* _Directions_:
Each line that contains "JSON" needs to be copied from the listing.

---------- Given data ----------

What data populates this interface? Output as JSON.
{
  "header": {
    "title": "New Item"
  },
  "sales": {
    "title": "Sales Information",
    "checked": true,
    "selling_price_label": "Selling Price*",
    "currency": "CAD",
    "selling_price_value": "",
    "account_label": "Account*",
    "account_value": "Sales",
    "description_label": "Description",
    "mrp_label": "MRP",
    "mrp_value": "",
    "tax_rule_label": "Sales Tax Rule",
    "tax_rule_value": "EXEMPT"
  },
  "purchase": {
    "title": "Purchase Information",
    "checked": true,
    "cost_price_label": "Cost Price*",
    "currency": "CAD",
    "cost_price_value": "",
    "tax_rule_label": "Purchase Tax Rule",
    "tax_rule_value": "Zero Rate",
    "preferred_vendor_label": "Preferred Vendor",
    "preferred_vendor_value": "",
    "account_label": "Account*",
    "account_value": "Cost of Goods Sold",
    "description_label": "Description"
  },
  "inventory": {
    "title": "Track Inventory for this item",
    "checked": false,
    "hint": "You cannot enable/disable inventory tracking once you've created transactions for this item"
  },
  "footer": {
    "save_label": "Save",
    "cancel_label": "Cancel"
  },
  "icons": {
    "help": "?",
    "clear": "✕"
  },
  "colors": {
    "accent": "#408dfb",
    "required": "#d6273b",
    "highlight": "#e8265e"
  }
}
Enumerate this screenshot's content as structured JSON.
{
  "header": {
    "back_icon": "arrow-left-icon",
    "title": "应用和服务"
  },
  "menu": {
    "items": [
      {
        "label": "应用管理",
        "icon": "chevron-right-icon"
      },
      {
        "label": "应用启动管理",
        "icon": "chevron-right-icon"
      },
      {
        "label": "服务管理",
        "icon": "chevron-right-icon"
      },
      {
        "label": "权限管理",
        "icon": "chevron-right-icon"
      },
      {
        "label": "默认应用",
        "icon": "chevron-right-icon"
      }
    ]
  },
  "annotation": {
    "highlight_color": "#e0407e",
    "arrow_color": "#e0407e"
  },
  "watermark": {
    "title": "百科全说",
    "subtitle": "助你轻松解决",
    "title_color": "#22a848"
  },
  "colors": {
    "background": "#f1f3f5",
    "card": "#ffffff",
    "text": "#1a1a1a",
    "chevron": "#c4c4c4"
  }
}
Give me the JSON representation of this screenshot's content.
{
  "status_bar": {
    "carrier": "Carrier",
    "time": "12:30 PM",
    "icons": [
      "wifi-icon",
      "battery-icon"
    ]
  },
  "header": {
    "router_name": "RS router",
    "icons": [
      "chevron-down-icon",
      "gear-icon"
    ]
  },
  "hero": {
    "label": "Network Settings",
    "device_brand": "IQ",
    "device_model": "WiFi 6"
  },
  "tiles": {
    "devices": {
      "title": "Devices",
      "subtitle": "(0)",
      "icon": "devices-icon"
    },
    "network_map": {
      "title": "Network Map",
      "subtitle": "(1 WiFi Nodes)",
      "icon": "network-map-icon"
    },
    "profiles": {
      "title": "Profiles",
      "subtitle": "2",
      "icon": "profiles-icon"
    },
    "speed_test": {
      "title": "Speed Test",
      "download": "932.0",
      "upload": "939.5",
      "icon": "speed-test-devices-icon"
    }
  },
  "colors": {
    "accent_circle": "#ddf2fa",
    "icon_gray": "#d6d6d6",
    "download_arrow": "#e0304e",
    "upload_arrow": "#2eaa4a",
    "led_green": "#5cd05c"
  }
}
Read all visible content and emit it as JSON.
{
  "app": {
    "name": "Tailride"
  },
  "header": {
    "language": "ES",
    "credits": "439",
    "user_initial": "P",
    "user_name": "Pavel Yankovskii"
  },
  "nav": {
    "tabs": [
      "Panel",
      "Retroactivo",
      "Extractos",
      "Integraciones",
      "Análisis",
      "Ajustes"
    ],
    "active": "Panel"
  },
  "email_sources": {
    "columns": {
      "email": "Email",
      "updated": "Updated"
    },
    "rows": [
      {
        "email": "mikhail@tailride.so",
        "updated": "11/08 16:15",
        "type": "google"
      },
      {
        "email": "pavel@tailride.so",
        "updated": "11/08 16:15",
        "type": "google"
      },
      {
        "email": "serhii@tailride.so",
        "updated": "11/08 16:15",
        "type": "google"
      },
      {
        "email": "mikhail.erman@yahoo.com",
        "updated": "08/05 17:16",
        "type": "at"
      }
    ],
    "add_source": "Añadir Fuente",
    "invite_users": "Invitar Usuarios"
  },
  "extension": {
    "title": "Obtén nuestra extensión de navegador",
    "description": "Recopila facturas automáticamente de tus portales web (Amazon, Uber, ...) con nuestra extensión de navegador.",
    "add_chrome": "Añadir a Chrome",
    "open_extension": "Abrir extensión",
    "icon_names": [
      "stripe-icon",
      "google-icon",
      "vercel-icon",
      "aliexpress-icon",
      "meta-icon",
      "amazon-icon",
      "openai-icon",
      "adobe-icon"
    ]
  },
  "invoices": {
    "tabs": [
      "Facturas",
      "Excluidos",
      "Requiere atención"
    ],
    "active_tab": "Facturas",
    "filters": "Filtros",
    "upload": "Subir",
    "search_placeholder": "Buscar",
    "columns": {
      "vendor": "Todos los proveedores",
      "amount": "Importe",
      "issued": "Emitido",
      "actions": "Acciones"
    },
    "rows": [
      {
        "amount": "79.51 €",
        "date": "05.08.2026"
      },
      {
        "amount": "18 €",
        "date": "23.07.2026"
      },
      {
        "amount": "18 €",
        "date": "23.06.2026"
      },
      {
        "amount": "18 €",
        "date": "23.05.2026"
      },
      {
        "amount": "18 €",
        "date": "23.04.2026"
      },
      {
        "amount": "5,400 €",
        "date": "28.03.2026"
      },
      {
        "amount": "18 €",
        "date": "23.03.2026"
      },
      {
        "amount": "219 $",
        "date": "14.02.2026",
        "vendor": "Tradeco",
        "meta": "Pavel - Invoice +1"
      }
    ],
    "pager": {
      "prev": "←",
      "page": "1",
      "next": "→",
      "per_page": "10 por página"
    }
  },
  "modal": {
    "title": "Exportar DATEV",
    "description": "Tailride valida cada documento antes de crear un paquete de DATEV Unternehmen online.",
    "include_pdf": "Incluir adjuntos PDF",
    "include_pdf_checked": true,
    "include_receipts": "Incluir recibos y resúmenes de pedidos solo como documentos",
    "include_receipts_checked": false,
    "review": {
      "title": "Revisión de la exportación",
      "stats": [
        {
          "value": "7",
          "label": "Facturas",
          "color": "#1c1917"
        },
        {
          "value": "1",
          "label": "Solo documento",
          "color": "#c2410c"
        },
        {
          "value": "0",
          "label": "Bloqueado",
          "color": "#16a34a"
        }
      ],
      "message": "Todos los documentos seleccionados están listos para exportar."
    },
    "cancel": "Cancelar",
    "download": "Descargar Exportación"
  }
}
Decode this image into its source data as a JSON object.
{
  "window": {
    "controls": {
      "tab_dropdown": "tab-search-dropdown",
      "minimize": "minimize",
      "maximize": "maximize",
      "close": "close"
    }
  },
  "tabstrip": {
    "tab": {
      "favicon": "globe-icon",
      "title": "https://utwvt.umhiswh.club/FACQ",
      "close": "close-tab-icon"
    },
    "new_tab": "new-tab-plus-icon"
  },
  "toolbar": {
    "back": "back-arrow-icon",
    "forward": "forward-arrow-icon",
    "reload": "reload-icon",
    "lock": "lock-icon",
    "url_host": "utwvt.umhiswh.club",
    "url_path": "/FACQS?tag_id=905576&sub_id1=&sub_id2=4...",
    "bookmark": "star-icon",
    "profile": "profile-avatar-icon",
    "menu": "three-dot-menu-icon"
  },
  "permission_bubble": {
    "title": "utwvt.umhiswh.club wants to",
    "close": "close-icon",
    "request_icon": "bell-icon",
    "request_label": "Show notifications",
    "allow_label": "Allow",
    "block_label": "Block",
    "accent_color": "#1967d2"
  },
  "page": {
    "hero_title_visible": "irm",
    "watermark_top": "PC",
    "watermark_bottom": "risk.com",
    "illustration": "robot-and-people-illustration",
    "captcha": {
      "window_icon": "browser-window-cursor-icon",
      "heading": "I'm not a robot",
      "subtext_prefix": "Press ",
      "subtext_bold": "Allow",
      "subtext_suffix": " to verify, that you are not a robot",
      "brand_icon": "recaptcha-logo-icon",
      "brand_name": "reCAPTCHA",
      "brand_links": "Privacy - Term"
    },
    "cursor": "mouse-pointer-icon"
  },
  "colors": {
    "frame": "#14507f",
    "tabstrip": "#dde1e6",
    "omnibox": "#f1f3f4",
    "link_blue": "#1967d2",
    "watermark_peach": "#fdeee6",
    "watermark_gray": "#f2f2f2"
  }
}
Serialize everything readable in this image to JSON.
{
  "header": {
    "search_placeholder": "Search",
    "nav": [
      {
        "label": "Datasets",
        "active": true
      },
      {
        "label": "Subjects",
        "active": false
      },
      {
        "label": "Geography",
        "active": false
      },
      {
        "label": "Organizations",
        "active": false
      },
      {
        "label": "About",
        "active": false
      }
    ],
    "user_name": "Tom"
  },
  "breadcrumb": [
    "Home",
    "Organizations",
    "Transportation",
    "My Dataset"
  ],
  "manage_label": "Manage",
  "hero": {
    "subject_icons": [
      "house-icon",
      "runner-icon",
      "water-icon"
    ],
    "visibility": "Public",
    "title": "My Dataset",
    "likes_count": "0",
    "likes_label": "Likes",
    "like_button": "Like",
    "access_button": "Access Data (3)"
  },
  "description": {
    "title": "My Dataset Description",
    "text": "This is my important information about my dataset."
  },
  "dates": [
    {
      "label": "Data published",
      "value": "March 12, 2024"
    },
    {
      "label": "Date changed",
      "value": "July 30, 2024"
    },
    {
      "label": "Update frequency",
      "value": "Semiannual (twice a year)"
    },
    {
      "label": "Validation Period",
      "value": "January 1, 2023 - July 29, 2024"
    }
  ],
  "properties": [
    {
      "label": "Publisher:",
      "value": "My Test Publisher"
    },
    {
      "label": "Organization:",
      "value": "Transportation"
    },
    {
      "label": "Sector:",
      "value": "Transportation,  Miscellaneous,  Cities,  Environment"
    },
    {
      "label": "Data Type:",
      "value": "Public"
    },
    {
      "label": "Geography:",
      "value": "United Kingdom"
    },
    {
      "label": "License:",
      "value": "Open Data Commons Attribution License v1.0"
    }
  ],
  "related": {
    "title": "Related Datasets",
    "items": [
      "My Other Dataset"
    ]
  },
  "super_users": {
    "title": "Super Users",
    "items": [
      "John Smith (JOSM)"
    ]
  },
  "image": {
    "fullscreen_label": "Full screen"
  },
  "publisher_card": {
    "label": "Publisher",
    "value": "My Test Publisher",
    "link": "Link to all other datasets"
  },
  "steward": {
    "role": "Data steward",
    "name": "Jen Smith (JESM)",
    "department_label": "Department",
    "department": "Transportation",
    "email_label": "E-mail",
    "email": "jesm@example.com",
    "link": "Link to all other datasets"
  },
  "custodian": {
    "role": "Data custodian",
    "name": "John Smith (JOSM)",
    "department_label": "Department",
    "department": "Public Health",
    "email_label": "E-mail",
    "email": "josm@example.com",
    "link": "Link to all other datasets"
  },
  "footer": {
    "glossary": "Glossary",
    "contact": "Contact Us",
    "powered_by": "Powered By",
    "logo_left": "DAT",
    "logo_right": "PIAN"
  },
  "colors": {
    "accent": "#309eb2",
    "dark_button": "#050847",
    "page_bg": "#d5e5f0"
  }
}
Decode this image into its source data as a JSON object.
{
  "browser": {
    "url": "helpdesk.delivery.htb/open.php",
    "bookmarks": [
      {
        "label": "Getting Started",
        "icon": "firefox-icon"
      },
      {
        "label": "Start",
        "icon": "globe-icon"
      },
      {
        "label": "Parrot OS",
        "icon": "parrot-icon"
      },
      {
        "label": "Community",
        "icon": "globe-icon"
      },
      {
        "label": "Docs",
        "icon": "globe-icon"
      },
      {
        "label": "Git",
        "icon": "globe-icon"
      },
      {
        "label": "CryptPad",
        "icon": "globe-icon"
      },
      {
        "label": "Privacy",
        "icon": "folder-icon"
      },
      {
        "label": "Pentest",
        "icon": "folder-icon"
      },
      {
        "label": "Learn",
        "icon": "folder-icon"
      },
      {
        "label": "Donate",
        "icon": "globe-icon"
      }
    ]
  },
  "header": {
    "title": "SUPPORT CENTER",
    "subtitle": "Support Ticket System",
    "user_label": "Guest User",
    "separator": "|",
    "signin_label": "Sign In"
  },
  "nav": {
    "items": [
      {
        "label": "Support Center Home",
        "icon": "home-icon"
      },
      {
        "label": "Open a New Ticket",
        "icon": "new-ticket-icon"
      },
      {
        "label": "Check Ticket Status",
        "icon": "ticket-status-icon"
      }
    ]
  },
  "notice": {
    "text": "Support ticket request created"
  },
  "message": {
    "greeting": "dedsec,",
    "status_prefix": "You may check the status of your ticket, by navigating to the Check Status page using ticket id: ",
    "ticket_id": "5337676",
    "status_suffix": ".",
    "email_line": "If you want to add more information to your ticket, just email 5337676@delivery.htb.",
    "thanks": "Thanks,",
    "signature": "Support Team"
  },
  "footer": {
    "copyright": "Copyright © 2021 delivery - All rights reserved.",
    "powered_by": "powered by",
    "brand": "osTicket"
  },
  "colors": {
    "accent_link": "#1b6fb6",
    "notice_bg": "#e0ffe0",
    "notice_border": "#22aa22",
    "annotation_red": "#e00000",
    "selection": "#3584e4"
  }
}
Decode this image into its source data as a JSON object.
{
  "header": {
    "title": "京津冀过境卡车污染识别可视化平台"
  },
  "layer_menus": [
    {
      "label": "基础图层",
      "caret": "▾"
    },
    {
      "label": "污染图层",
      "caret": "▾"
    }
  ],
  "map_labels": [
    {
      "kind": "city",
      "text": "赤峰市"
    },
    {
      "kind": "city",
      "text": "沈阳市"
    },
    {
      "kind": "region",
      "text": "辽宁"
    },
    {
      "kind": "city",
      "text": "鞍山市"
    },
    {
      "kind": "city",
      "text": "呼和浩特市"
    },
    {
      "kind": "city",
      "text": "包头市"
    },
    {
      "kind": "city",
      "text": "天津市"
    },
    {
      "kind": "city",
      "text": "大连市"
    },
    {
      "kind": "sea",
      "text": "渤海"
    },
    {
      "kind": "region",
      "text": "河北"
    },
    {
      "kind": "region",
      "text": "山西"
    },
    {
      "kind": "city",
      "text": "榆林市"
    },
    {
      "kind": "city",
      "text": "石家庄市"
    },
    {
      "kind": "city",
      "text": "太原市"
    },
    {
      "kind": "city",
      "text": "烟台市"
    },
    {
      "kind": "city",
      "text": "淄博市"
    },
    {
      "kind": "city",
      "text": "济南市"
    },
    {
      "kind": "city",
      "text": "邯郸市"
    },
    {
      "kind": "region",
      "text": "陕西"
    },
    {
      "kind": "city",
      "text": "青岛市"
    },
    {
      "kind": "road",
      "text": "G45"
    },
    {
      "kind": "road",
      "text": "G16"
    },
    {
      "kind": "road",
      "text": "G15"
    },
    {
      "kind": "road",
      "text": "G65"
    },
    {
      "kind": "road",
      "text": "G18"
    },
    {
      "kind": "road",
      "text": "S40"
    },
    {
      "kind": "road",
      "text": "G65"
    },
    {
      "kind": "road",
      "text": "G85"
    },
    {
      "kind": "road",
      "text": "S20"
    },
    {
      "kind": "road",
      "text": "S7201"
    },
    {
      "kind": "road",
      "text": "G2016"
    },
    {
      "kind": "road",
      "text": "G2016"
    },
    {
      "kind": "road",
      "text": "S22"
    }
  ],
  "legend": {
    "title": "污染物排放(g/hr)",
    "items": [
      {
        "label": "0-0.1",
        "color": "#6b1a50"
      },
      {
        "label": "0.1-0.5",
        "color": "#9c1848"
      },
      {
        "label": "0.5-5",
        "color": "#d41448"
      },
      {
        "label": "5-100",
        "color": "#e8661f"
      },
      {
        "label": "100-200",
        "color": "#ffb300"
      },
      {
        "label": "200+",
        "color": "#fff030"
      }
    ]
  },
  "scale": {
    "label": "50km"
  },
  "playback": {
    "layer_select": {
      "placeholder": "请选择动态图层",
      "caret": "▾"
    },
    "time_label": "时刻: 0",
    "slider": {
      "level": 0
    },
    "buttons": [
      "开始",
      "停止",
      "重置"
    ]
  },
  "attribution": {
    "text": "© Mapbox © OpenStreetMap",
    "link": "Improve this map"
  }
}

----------

* _Task response_:
What data populates this interface? Output as JSON.
Enumerate this screenshot's content as structured JSON.
Give me the JSON representation of this screenshot's content.
Read all visible content and emit it as JSON.
Decode this image into its source data as a JSON object.
Serialize everything readable in this image to JSON.
Decode this image into its source data as a JSON object.
Decode this image into its source data as a JSON object.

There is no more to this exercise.